Task details ::
Would you reproduce the entries that follow exactly as they appear?

Task input ::
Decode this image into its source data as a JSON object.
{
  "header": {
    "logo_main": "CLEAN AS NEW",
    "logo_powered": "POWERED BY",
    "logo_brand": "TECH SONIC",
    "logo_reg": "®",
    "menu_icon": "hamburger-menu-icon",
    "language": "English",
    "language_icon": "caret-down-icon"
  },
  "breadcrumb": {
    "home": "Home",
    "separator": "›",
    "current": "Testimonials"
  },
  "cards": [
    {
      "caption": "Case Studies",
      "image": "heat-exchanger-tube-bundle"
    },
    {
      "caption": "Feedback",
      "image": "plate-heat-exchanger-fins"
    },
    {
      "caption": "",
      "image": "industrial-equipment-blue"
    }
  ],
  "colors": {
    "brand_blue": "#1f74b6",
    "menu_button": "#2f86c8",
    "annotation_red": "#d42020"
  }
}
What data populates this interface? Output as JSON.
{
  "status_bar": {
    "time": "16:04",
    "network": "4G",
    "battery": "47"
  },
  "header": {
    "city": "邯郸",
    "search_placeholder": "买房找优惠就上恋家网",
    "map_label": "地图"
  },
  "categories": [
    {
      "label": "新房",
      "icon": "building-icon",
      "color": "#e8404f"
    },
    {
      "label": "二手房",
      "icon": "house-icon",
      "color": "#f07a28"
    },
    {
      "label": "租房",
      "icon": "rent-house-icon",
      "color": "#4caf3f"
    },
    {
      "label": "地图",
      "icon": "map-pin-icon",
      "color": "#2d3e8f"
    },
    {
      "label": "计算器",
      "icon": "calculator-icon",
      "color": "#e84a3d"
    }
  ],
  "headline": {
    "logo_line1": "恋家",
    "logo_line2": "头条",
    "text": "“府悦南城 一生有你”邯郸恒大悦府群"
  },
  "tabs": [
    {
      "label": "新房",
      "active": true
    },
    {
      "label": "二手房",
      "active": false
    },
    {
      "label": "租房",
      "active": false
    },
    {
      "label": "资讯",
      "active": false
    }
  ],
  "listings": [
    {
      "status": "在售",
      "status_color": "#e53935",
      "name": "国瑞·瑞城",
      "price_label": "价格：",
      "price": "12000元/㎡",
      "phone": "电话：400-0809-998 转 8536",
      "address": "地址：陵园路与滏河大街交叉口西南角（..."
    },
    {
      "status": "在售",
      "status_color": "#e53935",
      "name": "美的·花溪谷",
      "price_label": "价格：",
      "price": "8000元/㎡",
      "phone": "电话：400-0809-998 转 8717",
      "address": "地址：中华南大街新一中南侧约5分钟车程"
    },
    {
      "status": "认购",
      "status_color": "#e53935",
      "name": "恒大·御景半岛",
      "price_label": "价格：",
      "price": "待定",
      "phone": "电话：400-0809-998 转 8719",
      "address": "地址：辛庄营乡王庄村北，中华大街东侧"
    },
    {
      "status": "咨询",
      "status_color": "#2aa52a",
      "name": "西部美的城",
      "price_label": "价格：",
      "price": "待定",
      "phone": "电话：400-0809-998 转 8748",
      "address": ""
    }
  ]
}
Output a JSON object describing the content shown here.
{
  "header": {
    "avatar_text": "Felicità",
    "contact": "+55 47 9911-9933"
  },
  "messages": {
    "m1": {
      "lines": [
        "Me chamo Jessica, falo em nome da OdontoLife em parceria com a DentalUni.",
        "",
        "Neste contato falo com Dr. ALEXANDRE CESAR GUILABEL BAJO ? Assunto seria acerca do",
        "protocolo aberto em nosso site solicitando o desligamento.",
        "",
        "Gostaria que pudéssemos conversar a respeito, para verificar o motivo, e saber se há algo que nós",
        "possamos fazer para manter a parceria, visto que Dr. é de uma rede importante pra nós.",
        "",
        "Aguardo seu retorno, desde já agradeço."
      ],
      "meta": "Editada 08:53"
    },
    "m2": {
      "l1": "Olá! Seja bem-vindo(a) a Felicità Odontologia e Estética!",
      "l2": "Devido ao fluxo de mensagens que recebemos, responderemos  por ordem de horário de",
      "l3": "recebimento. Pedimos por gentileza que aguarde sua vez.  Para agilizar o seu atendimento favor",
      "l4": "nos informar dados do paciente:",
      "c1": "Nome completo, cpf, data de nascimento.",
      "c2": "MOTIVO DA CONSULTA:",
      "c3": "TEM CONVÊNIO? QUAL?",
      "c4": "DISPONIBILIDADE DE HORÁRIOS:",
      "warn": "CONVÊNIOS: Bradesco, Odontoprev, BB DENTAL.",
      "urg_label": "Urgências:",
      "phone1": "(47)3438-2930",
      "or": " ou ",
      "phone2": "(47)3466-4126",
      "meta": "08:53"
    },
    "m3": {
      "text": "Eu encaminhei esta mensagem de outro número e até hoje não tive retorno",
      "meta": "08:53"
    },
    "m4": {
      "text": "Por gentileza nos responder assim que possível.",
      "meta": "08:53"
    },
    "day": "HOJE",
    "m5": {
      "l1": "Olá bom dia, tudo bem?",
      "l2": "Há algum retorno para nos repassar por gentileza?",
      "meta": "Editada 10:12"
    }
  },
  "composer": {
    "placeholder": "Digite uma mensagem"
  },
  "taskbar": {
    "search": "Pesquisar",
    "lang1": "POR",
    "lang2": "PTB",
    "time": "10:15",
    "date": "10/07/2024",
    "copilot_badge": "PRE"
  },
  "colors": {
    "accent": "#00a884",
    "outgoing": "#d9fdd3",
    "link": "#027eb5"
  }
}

Task response ::
Decode this image into its source data as a JSON object.
{
  "header": {
    "logo_main": "CLEAN AS NEW",
    "logo_powered": "POWERED BY",
    "logo_brand": "TECH SONIC",
    "logo_reg": "®",
    "menu_icon": "hamburger-menu-icon",
    "language": "English",
    "language_icon": "caret-down-icon"
  },
  "breadcrumb": {
    "home": "Home",
    "separator": "›",
    "current": "Testimonials"
  },
  "cards": [
    {
      "caption": "Case Studies",
      "image": "heat-exchanger-tube-bundle"
    },
    {
      "caption": "Feedback",
      "image": "plate-heat-exchanger-fins"
    },
    {
      "caption": "",
      "image": "industrial-equipment-blue"
    }
  ],
  "colors": {
    "brand_blue": "#1f74b6",
    "menu_button": "#2f86c8",
    "annotation_red": "#d42020"
  }
}
What data populates this interface? Output as JSON.
{
  "status_bar": {
    "time": "16:04",
    "network": "4G",
    "battery": "47"
  },
  "header": {
    "city": "邯郸",
    "search_placeholder": "买房找优惠就上恋家网",
    "map_label": "地图"
  },
  "categories": [
    {
      "label": "新房",
      "icon": "building-icon",
      "color": "#e8404f"
    },
    {
      "label": "二手房",
      "icon": "house-icon",
      "color": "#f07a28"
    },
    {
      "label": "租房",
      "icon": "rent-house-icon",
      "color": "#4caf3f"
    },
    {
      "label": "地图",
      "icon": "map-pin-icon",
      "color": "#2d3e8f"
    },
    {
      "label": "计算器",
      "icon": "calculator-icon",
      "color": "#e84a3d"
    }
  ],
  "headline": {
    "logo_line1": "恋家",
    "logo_line2": "头条",
    "text": "“府悦南城 一生有你”邯郸恒大悦府群"
  },
  "tabs": [
    {
      "label": "新房",
      "active": true
    },
    {
      "label": "二手房",
      "active": false
    },
    {
      "label": "租房",
      "active": false
    },
    {
      "label": "资讯",
      "active": false
    }
  ],
  "listings": [
    {
      "status": "在售",
      "status_color": "#e53935",
      "name": "国瑞·瑞城",
      "price_label": "价格：",
      "price": "12000元/㎡",
      "phone": "电话：400-0809-998 转 8536",
      "address": "地址：陵园路与滏河大街交叉口西南角（..."
    },
    {
      "status": "在售",
      "status_color": "#e53935",
      "name": "美的·花溪谷",
      "price_label": "价格：",
      "price": "8000元/㎡",
      "phone": "电话：400-0809-998 转 8717",
      "address": "地址：中华南大街新一中南侧约5分钟车程"
    },
    {
      "status": "认购",
      "status_color": "#e53935",
      "name": "恒大·御景半岛",
      "price_label": "价格：",
      "price": "待定",
      "phone": "电话：400-0809-998 转 8719",
      "address": "地址：辛庄营乡王庄村北，中华大街东侧"
    },
    {
      "status": "咨询",
      "status_color": "#2aa52a",
      "name": "西部美的城",
      "price_label": "价格：",
      "price": "待定",
      "phone": "电话：400-0809-998 转 8748",
      "address": ""
    }
  ]
}
Output a JSON object describing the content shown here.
{
  "header": {
    "avatar_text": "Felicità",
    "contact": "+55 47 9911-9933"
  },
  "messages": {
    "m1": {
      "lines": [
        "Me chamo Jessica, falo em nome da OdontoLife em parceria com a DentalUni.",
        "",
        "Neste contato falo com Dr. ALEXANDRE CESAR GUILABEL BAJO ? Assunto seria acerca do",
        "protocolo aberto em nosso site solicitando o desligamento.",
        "",
        "Gostaria que pudéssemos conversar a respeito, para verificar o motivo, e saber se há algo que nós",
        "possamos fazer para manter a parceria, visto que Dr. é de uma rede importante pra nós.",
        "",
        "Aguardo seu retorno, desde já agradeço."
      ],
      "meta": "Editada 08:53"
    },
    "m2": {
      "l1": "Olá! Seja bem-vindo(a) a Felicità Odontologia e Estética!",
      "l2": "Devido ao fluxo de mensagens que recebemos, responderemos  por ordem de horário de",
      "l3": "recebimento. Pedimos por gentileza que aguarde sua vez.  Para agilizar o seu atendimento favor",
      "l4": "nos informar dados do paciente:",
      "c1": "Nome completo, cpf, data de nascimento.",
      "c2": "MOTIVO DA CONSULTA:",
      "c3": "TEM CONVÊNIO? QUAL?",
      "c4": "DISPONIBILIDADE DE HORÁRIOS:",
      "warn": "CONVÊNIOS: Bradesco, Odontoprev, BB DENTAL.",
      "urg_label": "Urgências:",
      "phone1": "(47)3438-2930",
      "or": " ou ",
      "phone2": "(47)3466-4126",
      "meta": "08:53"
    },
    "m3": {
      "text": "Eu encaminhei esta mensagem de outro número e até hoje não tive retorno",
      "meta": "08:53"
    },
    "m4": {
      "text": "Por gentileza nos responder assim que possível.",
      "meta": "08:53"
    },
    "day": "HOJE",
    "m5": {
      "l1": "Olá bom dia, tudo bem?",
      "l2": "Há algum retorno para nos repassar por gentileza?",
      "meta": "Editada 10:12"
    }
  },
  "composer": {
    "placeholder": "Digite uma mensagem"
  },
  "taskbar": {
    "search": "Pesquisar",
    "lang1": "POR",
    "lang2": "PTB",
    "time": "10:15",
    "date": "10/07/2024",
    "copilot_badge": "PRE"
  },
  "colors": {
    "accent": "#00a884",
    "outgoing": "#d9fdd3",
    "link": "#027eb5"
  }
}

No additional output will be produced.